(Interface dataset entries)
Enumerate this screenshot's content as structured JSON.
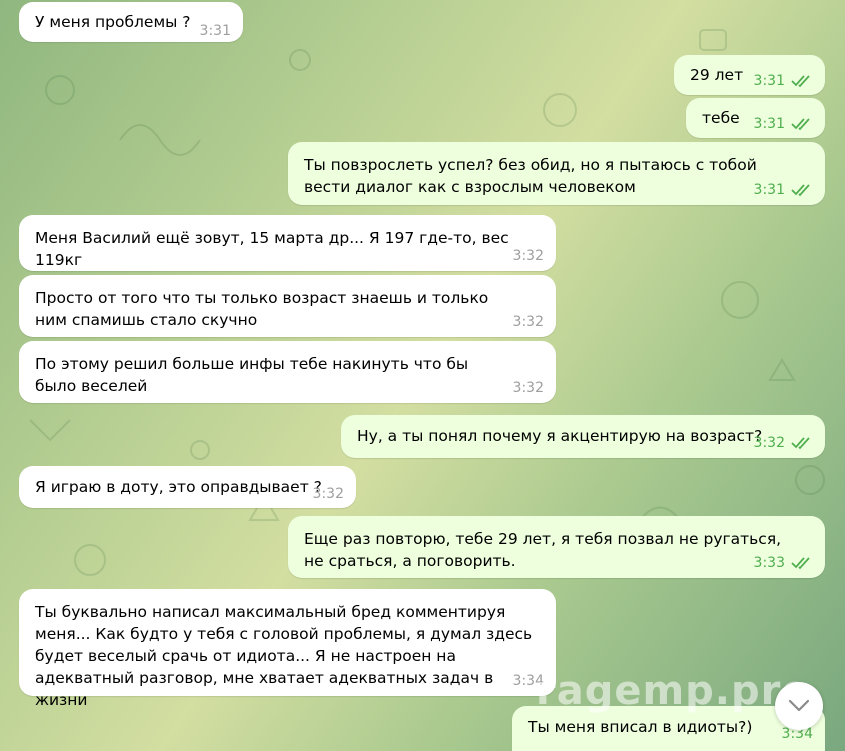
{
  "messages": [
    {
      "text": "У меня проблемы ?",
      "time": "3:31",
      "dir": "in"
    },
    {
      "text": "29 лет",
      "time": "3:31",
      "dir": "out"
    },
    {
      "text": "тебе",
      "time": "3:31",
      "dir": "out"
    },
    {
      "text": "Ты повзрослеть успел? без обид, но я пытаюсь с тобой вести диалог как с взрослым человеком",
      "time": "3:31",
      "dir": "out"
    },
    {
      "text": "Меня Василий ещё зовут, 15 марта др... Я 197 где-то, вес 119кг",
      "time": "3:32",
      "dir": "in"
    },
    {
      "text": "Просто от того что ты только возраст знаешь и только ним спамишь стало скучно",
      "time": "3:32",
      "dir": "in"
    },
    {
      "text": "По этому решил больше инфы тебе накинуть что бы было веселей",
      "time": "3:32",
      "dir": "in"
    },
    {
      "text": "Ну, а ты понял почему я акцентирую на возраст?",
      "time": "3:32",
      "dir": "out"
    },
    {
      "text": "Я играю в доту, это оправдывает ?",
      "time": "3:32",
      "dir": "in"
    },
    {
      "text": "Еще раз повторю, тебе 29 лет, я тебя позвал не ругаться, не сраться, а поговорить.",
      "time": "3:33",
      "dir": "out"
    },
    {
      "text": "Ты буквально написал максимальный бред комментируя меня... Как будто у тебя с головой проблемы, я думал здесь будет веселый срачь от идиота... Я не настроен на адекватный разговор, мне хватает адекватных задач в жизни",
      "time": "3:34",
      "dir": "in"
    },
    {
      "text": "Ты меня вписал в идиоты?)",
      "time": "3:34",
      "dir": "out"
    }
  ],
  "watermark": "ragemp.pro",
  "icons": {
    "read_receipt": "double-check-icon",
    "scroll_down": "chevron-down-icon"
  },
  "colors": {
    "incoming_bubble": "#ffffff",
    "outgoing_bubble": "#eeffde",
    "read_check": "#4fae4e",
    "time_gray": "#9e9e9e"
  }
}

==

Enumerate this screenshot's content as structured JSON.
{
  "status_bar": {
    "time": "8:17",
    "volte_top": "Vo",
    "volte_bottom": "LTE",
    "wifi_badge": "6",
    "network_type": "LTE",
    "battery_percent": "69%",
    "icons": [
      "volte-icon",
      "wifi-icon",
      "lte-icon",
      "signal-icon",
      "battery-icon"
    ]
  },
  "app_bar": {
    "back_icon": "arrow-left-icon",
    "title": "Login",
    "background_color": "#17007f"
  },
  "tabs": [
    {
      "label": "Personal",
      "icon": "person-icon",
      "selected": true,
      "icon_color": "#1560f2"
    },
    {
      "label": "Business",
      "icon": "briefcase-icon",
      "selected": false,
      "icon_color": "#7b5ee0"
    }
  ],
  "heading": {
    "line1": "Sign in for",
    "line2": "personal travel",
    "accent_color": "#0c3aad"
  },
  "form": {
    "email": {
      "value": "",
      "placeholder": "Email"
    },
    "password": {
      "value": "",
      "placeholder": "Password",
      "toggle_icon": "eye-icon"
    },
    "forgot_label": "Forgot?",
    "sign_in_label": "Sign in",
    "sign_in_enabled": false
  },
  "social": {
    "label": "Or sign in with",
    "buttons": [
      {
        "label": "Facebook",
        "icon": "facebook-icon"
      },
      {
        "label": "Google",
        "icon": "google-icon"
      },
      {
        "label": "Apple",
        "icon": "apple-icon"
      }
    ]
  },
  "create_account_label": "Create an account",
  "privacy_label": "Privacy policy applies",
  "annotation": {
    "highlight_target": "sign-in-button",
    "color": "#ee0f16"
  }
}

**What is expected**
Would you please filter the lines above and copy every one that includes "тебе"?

**Solution to this task**
      "text": "тебе",
      "text": "По этому решил больше инфы тебе накинуть что бы было веселей",
      "text": "Еще раз повторю, тебе 29 лет, я тебя позвал не ругаться, не сраться, а поговорить.",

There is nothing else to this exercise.